Loss is very lonely, any type of loss. All things end up with you being alone in some form or another. On one side it’s frightening, on the other side it’s reassuring. It’s all we have, we need to take hold of ourselves and hold on, for whatever light that will guide us and keep us. I am scared to death with life without my husband and my children, family members and close friends and my dog,  but I prepare for it in my mind.  Some would say this is crazy, others will say it’s strategy. I think it’s both. We all do what we have to do to go on, another day, another week.

There’s no need to put me on suicide watch; some days and nights are harder than others. Especially tonight. Tomorrow is another day, an endless day but a new one. The start of a New Year, 2010, that I pray will be better than 2009 was. I have to believe in that.

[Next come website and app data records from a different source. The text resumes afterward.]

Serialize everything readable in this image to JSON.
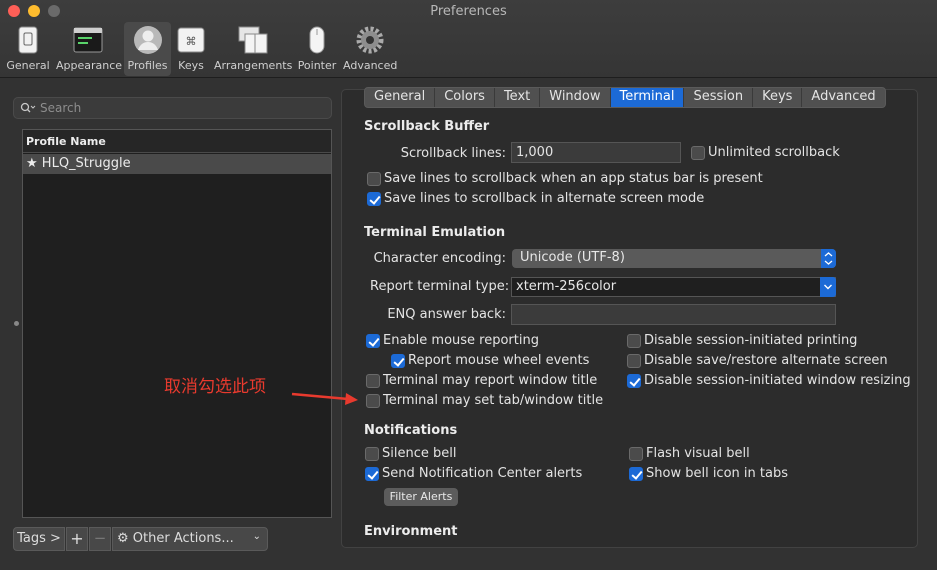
{
  "window": {
    "title": "Preferences"
  },
  "toolbar": [
    {
      "label": "General"
    },
    {
      "label": "Appearance"
    },
    {
      "label": "Profiles"
    },
    {
      "label": "Keys"
    },
    {
      "label": "Arrangements"
    },
    {
      "label": "Pointer"
    },
    {
      "label": "Advanced"
    }
  ],
  "sidebar": {
    "search_placeholder": "Search",
    "list_header": "Profile Name",
    "profiles": [
      {
        "name": "HLQ_Struggle",
        "default": true
      }
    ],
    "tags_button": "Tags >",
    "add_symbol": "+",
    "remove_symbol": "−",
    "other_actions": "Other Actions..."
  },
  "tabs": [
    "General",
    "Colors",
    "Text",
    "Window",
    "Terminal",
    "Session",
    "Keys",
    "Advanced"
  ],
  "active_tab": "Terminal",
  "scrollback": {
    "heading": "Scrollback Buffer",
    "lines_label": "Scrollback lines:",
    "lines_value": "1,000",
    "unlimited": {
      "label": "Unlimited scrollback",
      "checked": false
    },
    "status_bar": {
      "label": "Save lines to scrollback when an app status bar is present",
      "checked": false
    },
    "alternate": {
      "label": "Save lines to scrollback in alternate screen mode",
      "checked": true
    }
  },
  "emulation": {
    "heading": "Terminal Emulation",
    "encoding_label": "Character encoding:",
    "encoding_value": "Unicode (UTF-8)",
    "report_label": "Report terminal type:",
    "report_value": "xterm-256color",
    "enq_label": "ENQ answer back:",
    "enq_value": "",
    "options_left": [
      {
        "label": "Enable mouse reporting",
        "checked": true
      },
      {
        "label": "Report mouse wheel events",
        "checked": true
      },
      {
        "label": "Terminal may report window title",
        "checked": false
      },
      {
        "label": "Terminal may set tab/window title",
        "checked": false
      }
    ],
    "options_right": [
      {
        "label": "Disable session-initiated printing",
        "checked": false
      },
      {
        "label": "Disable save/restore alternate screen",
        "checked": false
      },
      {
        "label": "Disable session-initiated window resizing",
        "checked": true
      }
    ]
  },
  "notifications": {
    "heading": "Notifications",
    "silence_bell": {
      "label": "Silence bell",
      "checked": false
    },
    "flash_bell": {
      "label": "Flash visual bell",
      "checked": false
    },
    "send_alerts": {
      "label": "Send Notification Center alerts",
      "checked": true
    },
    "bell_icon": {
      "label": "Show bell icon in tabs",
      "checked": true
    },
    "filter_button": "Filter Alerts"
  },
  "environment": {
    "heading": "Environment"
  },
  "annotation": {
    "text": "取消勾选此项"
  },
  "colors": {
    "accent": "#1c6ad6",
    "annotation": "#e83a2e"
  }
}
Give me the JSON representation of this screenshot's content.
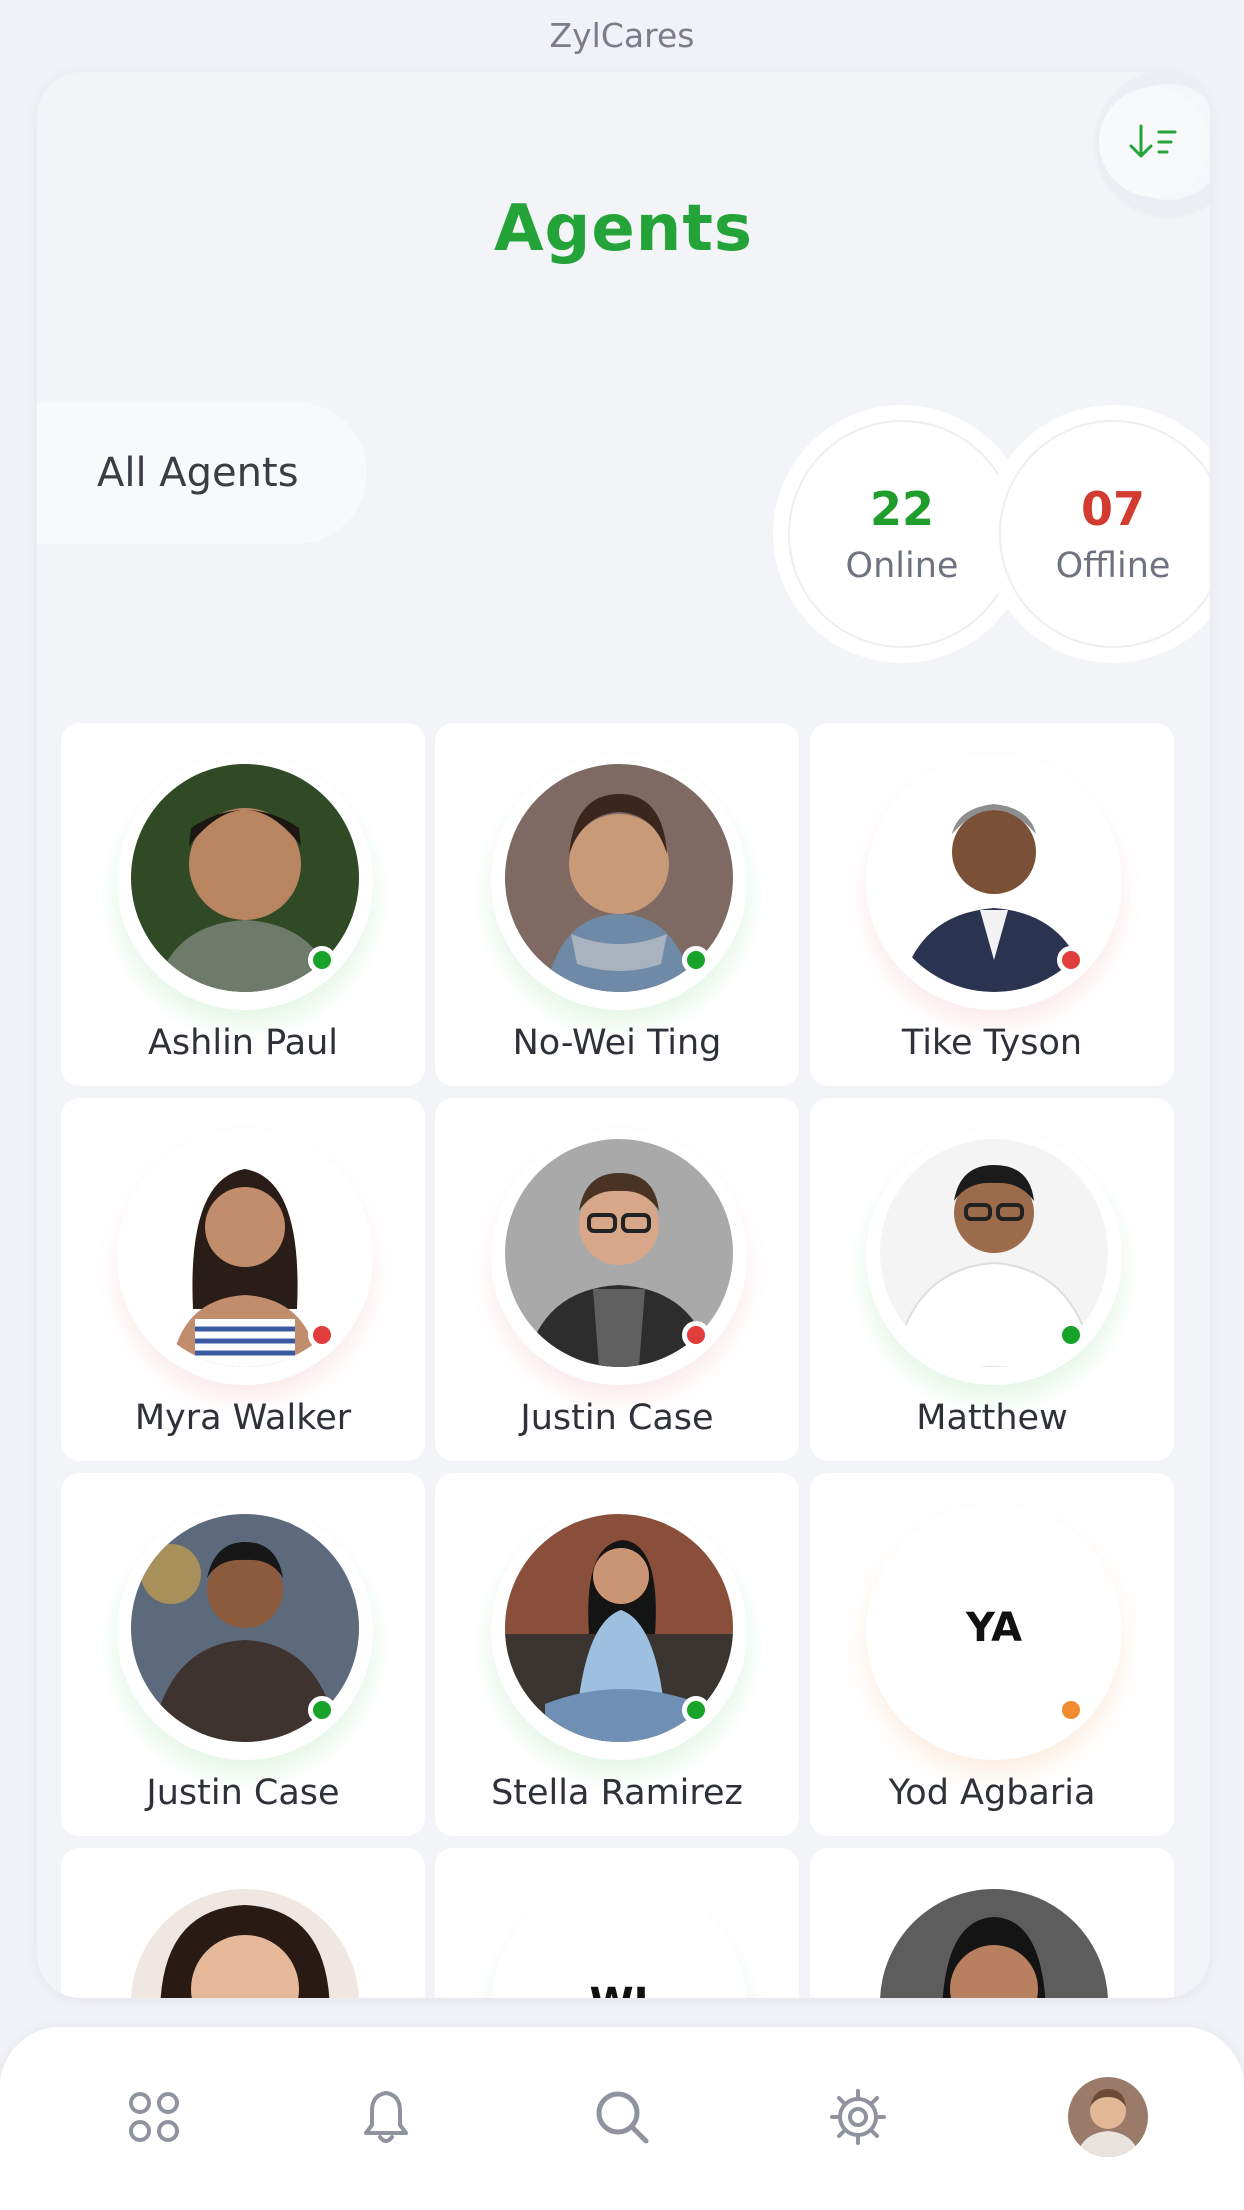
{
  "app": {
    "title": "ZylCares"
  },
  "page": {
    "title": "Agents"
  },
  "filter": {
    "label": "All Agents"
  },
  "counts": {
    "online": {
      "value": "22",
      "label": "Online",
      "color": "#1f9e2c"
    },
    "offline": {
      "value": "07",
      "label": "Offline",
      "color": "#d33b30"
    }
  },
  "status_colors": {
    "online": "#17a32a",
    "offline": "#e23d3d",
    "away": "#f28a2e"
  },
  "agents": [
    {
      "name": "Ashlin Paul",
      "status": "online",
      "initials": ""
    },
    {
      "name": "No-Wei Ting",
      "status": "online",
      "initials": ""
    },
    {
      "name": "Tike Tyson",
      "status": "offline",
      "initials": ""
    },
    {
      "name": "Myra Walker",
      "status": "offline",
      "initials": ""
    },
    {
      "name": "Justin Case",
      "status": "offline",
      "initials": ""
    },
    {
      "name": "Matthew",
      "status": "online",
      "initials": ""
    },
    {
      "name": "Justin Case",
      "status": "online",
      "initials": ""
    },
    {
      "name": "Stella Ramirez",
      "status": "online",
      "initials": ""
    },
    {
      "name": "Yod Agbaria",
      "status": "away",
      "initials": "YA"
    },
    {
      "name": "",
      "status": "",
      "initials": ""
    },
    {
      "name": "",
      "status": "",
      "initials": "WJ"
    },
    {
      "name": "",
      "status": "",
      "initials": ""
    }
  ],
  "nav": {
    "items": [
      "dashboard-icon",
      "bell-icon",
      "search-icon",
      "settings-icon",
      "profile-avatar"
    ]
  }
}
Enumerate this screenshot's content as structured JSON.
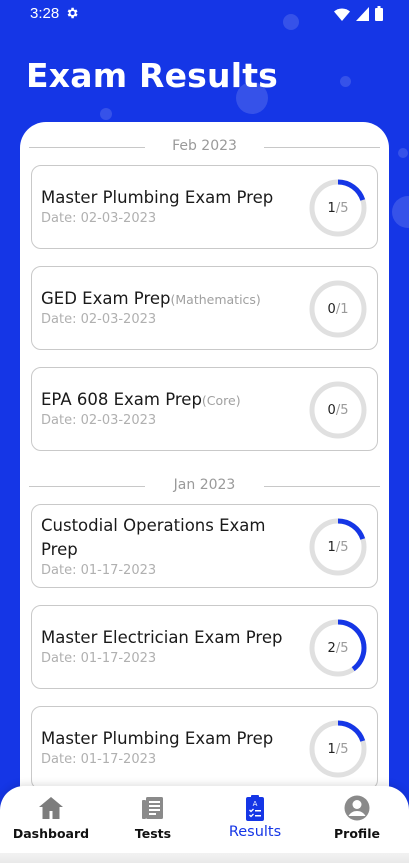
{
  "status_bar": {
    "time": "3:28"
  },
  "page_title": "Exam Results",
  "accent_color": "#1536e6",
  "groups": [
    {
      "month": "Feb 2023",
      "exams": [
        {
          "title": "Master Plumbing Exam Prep",
          "subtitle": "",
          "date": "Date: 02-03-2023",
          "score": "1",
          "total": "/5",
          "fraction": 0.2
        },
        {
          "title": "GED Exam Prep",
          "subtitle": "(Mathematics)",
          "date": "Date: 02-03-2023",
          "score": "0",
          "total": "/1",
          "fraction": 0
        },
        {
          "title": "EPA 608 Exam Prep",
          "subtitle": "(Core)",
          "date": "Date: 02-03-2023",
          "score": "0",
          "total": "/5",
          "fraction": 0
        }
      ]
    },
    {
      "month": "Jan 2023",
      "exams": [
        {
          "title": "Custodial Operations Exam",
          "title_line2": "Prep",
          "subtitle": "",
          "date": "Date: 01-17-2023",
          "score": "1",
          "total": "/5",
          "fraction": 0.2
        },
        {
          "title": "Master Electrician Exam Prep",
          "subtitle": "",
          "date": "Date: 01-17-2023",
          "score": "2",
          "total": "/5",
          "fraction": 0.4
        },
        {
          "title": "Master Plumbing Exam Prep",
          "subtitle": "",
          "date": "Date: 01-17-2023",
          "score": "1",
          "total": "/5",
          "fraction": 0.2
        }
      ]
    }
  ],
  "nav": {
    "dashboard": {
      "label": "Dashboard",
      "icon": "home-icon"
    },
    "tests": {
      "label": "Tests",
      "icon": "document-icon"
    },
    "results": {
      "label": "Results",
      "icon": "clipboard-icon"
    },
    "profile": {
      "label": "Profile",
      "icon": "person-icon"
    }
  }
}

What’s left of the old are family traditions, jelly doughnuts and chocolate glazed doughnuts once a year on New Year’s Eve. For those of us who can’t make it to welcome the New Year, our own New Year is at 9pm.  Tonight, it will be just my husband and me.  Most times, I like to hide under the covers and welcome the New Year in from my comfy bed. The four of us used to jump down from a higher surface to a lower one to honor the passing of the old to the new. We would celebrate with Martinelli’s apple cider together. But tonight, it’s just another day of breathing in and out, until all the pain and the anticipation of pain, leaves you calmly, slowly, and very quietly into the dead of night.